Hearing implants. Treatment at the Clínica
Cochlear Implants are used to resolve hearing problems and notably increase the patient quality of life.
The Clínica Universidad de Navarra is a national and international reference centre for hearing implants. We have a dedicated multidisciplinary team of professionals, made up of specialist doctors, nurses, hearing aid specialists and speech therapists.
Furthermore, we also work alongside other departments, such as Neurosurgery, to carry out certain implant surgery procedures. We have the most advanced technology for carrying out surgery and specific lines of both clinical and experimental investigation.
The Cochlear Implant Programme at the Clínica Universidad de Navarra began in 1989 and we have carried out over 1.000 implants, of which, approximately half were for children. The youngest patient operated on was just 5 years old and the oldest, 86.
We also have extensive experience in brain stem and bone conduction hearing implants for treating deafness when a cochlear implant is not a feasible treatment option.
Cochlear implants are recommended in the following hearing loss cases:
People who have profound or severe deafness, in both ears, which originates in the cochlear.
Hearing aids may have little or no effect and patients may wish to have a cochlear implant.
Unilateral deaf people
It is especially recommended when the deaf ear has very intense tinnitus which alters their quality of life
People with residual hearing
These patients are capable of picking up lower pitch sounds, and have low hearing abilities for medium or acute tone sounds.

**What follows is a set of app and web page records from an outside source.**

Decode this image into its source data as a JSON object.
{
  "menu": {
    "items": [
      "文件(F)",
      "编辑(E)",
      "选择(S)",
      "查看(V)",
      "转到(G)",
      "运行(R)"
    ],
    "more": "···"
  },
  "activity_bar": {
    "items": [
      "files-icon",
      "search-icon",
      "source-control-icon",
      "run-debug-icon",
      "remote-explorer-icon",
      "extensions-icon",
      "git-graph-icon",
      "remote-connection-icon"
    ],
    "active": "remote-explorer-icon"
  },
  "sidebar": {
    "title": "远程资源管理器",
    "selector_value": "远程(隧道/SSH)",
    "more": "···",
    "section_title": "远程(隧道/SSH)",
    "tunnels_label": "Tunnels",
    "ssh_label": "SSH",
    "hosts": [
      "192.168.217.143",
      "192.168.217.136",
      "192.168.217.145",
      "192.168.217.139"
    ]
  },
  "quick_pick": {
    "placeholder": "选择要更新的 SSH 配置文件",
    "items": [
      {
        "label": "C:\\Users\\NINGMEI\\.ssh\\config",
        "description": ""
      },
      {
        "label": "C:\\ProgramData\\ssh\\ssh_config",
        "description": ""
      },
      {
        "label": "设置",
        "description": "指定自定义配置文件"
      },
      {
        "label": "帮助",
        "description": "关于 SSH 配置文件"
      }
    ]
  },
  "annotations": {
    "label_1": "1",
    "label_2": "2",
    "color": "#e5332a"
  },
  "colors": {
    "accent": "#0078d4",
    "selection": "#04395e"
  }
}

Furthermore, they have great difficulty understanding spoken words, even when using correctly fitted hearing aids.
Hearing implants have made an incredible advance in the treatment of severe deafness. These implants are devices which transform electrical impulse into sound and stimulate the auditory nerve, in a similar manner to normal sounds in people without hearing problems".
The procedure lasts approximately an hour and a half and must be carried out under general anaesthetic.
This procedure carries certain risks, just like any other surgical operation on the inner ear. During the operation, the doctors confirm that the implant is positioned correctly. For this, they use radiology and neurophysiological studies (telemetry) that analyse the functioning of the implant's electrodes and supply useful information for the post-operation programming of the implant.
After the operation, the patient is hospitalised for approximately 48 hours. In general, the post operation period passes without any serious issues. The next day, the patient can eat, get out of bed and walk normally. When they are discharged, they can travel by any means of transport. However, they do not start hearing immediately after the operation.
It's necessary to wait around four weeks for the scar from the surgery to heal completely. Then, we are able to position the exterior components of the cochlear implant, before carrying out the first programming session.
Minimally invasive techniques
Installing a cochlear implant doesn't necessarily mean losing the rest of the ear ́s pre-existing hearing ability. These techniques help to maintain the optimum condition of the cochlea when facing new implants or for future treatments.
One or Two stage Operations
For bilateral cochlear implants, it's preferable to implant them both in one surgical operation. Nevertheless, in some cases in which the patient already has a cochlear implant, the second can be implanted in another surgical procedure.
The Clínica Universidad de Navarra is a reference centre for cochlear implant surgery, in both children and adults and in over 20 years' experience with the Cochlear Implant Programme; we have carried out over 800 implants.
A cochlear implant is an electronic device that is situated in the outer, middle, and inner ear, which is capable of picking up sounds and transforming them into electrical stimulations to transmit them to the auditory nerve and re-establish the flow of auditory information delivered to the brain.
Cochlear Implants are recommended for profound or severe deafness and notably increase the patient's quality of life.
This device is fitted subcutaneously and transmits vibrations from the skull bone. These are picked up by the inner ear as sound.
This is recommended for patients with conductive hearing loss.
It's recommended for:
- Patients who are suffering from a congenital disease which impedes the development of the inner ear and auditory nerve.
- Patients with diseases that lesion the auditory nerve.
Some electrodes are implanted on to the cochlear nuclei, in the brain stem, to re-establish the auditory pathway. In this way, the electrical impulse arrives at the auditory cortex (in the brain), where it is interpreted and is able to attach a meaning to the stimulation received.
The results from brain stem auditory implants are very encouraging. The hearing levels achieved and the lower complications rate, mean that it is an excellent alterative for certain cases. For children, the sooner the implant and necessary stimulation is carried out, the more effective the treatment will be.
In general, the patients' quality of life notably improves. It also enhances patients' mood, mental wellbeing, personal and professional relationships and their general outlook on life. Patients experience more self-confidence and fewer issues with social integration.